It’s as if “’Twas the Night Before Christmas” went horribly awry: Away to the window you fly like a flash, tear open the shutters and throw up the sash – because it’s so bleeping hot in your apartment in the dead of winter that you need to open a window or even turn on the air-conditioner. Meanwhile, other apartments in the building are too cold.
It’s called “heat-distribution imbalance,” a perennial problem in many buildings with old-fashioned, cast-iron steam radiators. But one Brooklyn co-op has found an innovative solution. The Radiator Cozy, from the Brooklyn-based Radiator Labs, is a “smart radiator cover” – technically a “thermostatic radiator enclosure” – that uses insulation, a small fan, and computer-regulated temperature controls to keep too much steam out of hot apartments and to send more steam to cold ones.
It’s not inexpensive, even with government incentives, since each Cozy has to be custom-manufactured and installed. And the payback in terms of lower energy bills can take five to seven years. But for Clinton Hill, a 12-building complex of 1,200 apartments near the Brooklyn Navy Yard, there has been an immediate payoff.
“Our complex had been experiencing incredible overheating and underheating for decades,” says Timo Lipping, a financial planner who heads the co-op board. “Some people were kind of pooh-poohing [the payback time] as not fast enough, but payback is not the only payoff. It’s also people being comfortable in their apartments – and that we can advertise we have this new technology that other co-ops don’t.”
George Switzer, an architect and board member, adds: “The overheating was for many years the No. 1 issue people had. Less so people who were underheated. Some people were extremely overheated – like 90-plus degrees in their apartments. Resident comfort is a real issue.”

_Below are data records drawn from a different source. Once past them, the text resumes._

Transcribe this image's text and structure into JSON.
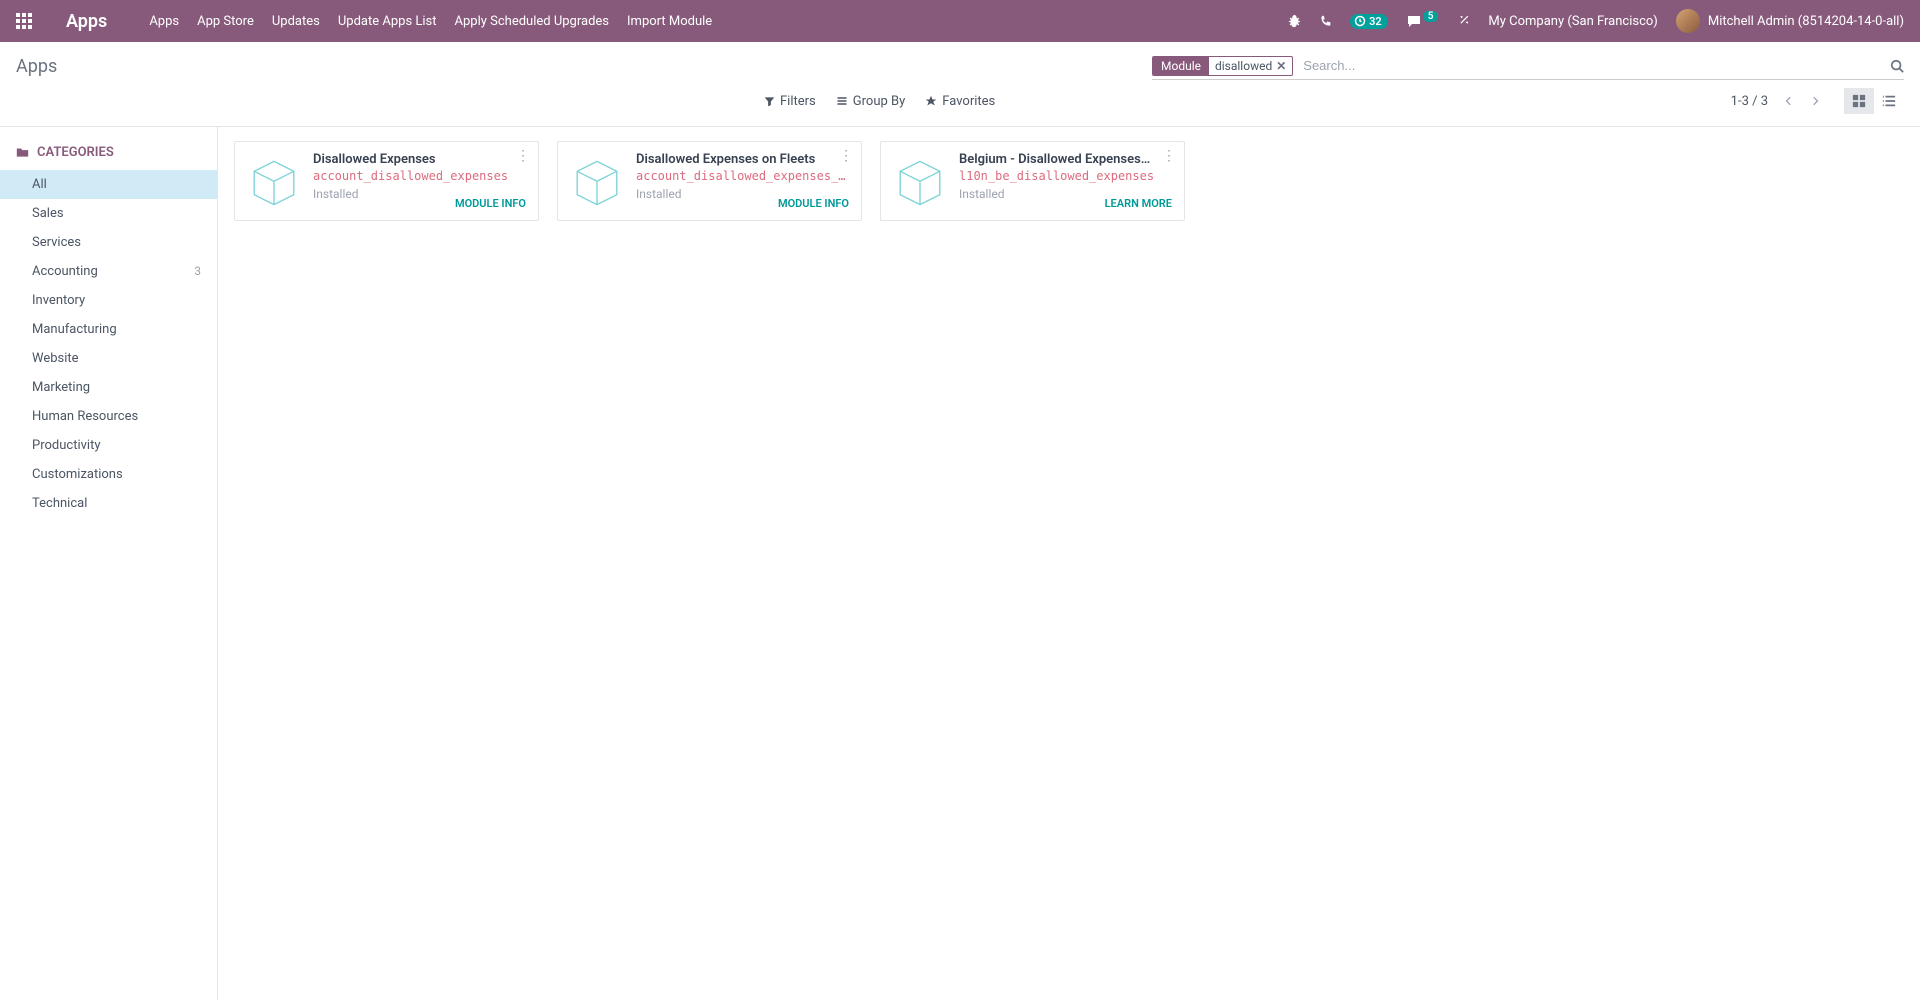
{
  "navbar": {
    "brand": "Apps",
    "links": [
      "Apps",
      "App Store",
      "Updates",
      "Update Apps List",
      "Apply Scheduled Upgrades",
      "Import Module"
    ],
    "clock_badge": "32",
    "msg_badge": "5",
    "company": "My Company (San Francisco)",
    "user": "Mitchell Admin (8514204-14-0-all)"
  },
  "breadcrumb": "Apps",
  "search": {
    "facet_label": "Module",
    "facet_value": "disallowed",
    "placeholder": "Search..."
  },
  "filters": {
    "filters": "Filters",
    "groupby": "Group By",
    "favorites": "Favorites"
  },
  "pager": "1-3 / 3",
  "sidebar": {
    "header": "CATEGORIES",
    "items": [
      {
        "label": "All",
        "count": "",
        "active": true
      },
      {
        "label": "Sales",
        "count": ""
      },
      {
        "label": "Services",
        "count": ""
      },
      {
        "label": "Accounting",
        "count": "3"
      },
      {
        "label": "Inventory",
        "count": ""
      },
      {
        "label": "Manufacturing",
        "count": ""
      },
      {
        "label": "Website",
        "count": ""
      },
      {
        "label": "Marketing",
        "count": ""
      },
      {
        "label": "Human Resources",
        "count": ""
      },
      {
        "label": "Productivity",
        "count": ""
      },
      {
        "label": "Customizations",
        "count": ""
      },
      {
        "label": "Technical",
        "count": ""
      }
    ]
  },
  "cards": [
    {
      "title": "Disallowed Expenses",
      "tech": "account_disallowed_expenses",
      "status": "Installed",
      "action": "MODULE INFO"
    },
    {
      "title": "Disallowed Expenses on Fleets",
      "tech": "account_disallowed_expenses_fleet",
      "status": "Installed",
      "action": "MODULE INFO"
    },
    {
      "title": "Belgium - Disallowed Expenses…",
      "tech": "l10n_be_disallowed_expenses",
      "status": "Installed",
      "action": "LEARN MORE"
    }
  ]
}
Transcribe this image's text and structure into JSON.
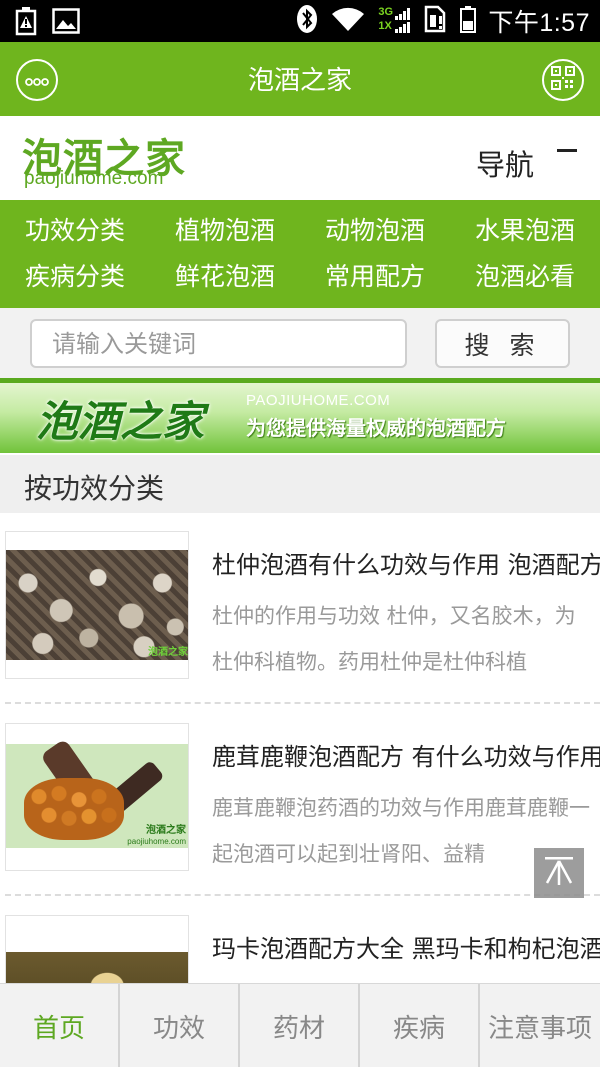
{
  "status_bar": {
    "time": "下午1:57",
    "network_label_top": "3G",
    "network_label_bottom": "1X",
    "icons": [
      "battery-alert-icon",
      "image-icon",
      "bluetooth-icon",
      "wifi-icon",
      "signal-icon",
      "sim-alert-icon",
      "battery-icon"
    ]
  },
  "header": {
    "title": "泡酒之家",
    "menu_icon": "more-dots-icon",
    "qr_icon": "qr-code-icon"
  },
  "brand": {
    "logo_cn": "泡酒之家",
    "logo_en": "paojiuhome.com",
    "nav_label": "导航",
    "nav_icon": "minus-icon"
  },
  "categories": [
    "功效分类",
    "植物泡酒",
    "动物泡酒",
    "水果泡酒",
    "疾病分类",
    "鲜花泡酒",
    "常用配方",
    "泡酒必看"
  ],
  "search": {
    "placeholder": "请输入关键词",
    "button_label": "搜 索"
  },
  "banner": {
    "title_cn": "泡酒之家",
    "site_en": "PAOJIUHOME.COM",
    "slogan": "为您提供海量权威的泡酒配方"
  },
  "section": {
    "title": "按功效分类"
  },
  "articles": [
    {
      "title": "杜仲泡酒有什么功效与作用 泡酒配方",
      "desc": "杜仲的作用与功效 杜仲，又名胶木，为杜仲科植物。药用杜仲是杜仲科植",
      "thumb_watermark": "泡酒之家"
    },
    {
      "title": "鹿茸鹿鞭泡酒配方 有什么功效与作用",
      "desc": "鹿茸鹿鞭泡药酒的功效与作用鹿茸鹿鞭一起泡酒可以起到壮肾阳、益精",
      "thumb_watermark": "泡酒之家",
      "thumb_watermark_en": "paojiuhome.com"
    },
    {
      "title": "玛卡泡酒配方大全 黑玛卡和枸杞泡酒",
      "desc": ""
    }
  ],
  "scroll_top_icon": "back-to-top-icon",
  "bottom_nav": {
    "active": 0,
    "tabs": [
      "首页",
      "功效",
      "药材",
      "疾病",
      "注意事项"
    ]
  },
  "colors": {
    "brand_green": "#6fb51e",
    "logo_green": "#5ea822",
    "text_gray": "#9a9a9a"
  }
}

How does a Radiator Cozy work? Without getting into the thermodynamic particulars, each of these insulated sheet-metal covers contains a thermostat, accessible via both a mobile app and a controller on the Cozy itself, so that each resident can set a desired temperature for that apartment. If the apartment is too cold, a built-in fan turns on and pushes heat into the room. If an apartment is at the set temperature, the fan turns off, and steam that otherwise would have overheated the room gets directed to colder apartments in that steam-pipe line.
“Rather than have a heating system with a single control that controls the heat for the whole building, it allows every radiator to have its own control,” explains David Sachs, director of audits, design and implementation for Bright Power, the energy consultant on the Clinton Hill project. “So every apartment and every room is able to control its own heat.”
Read the full article on Habitat’s website.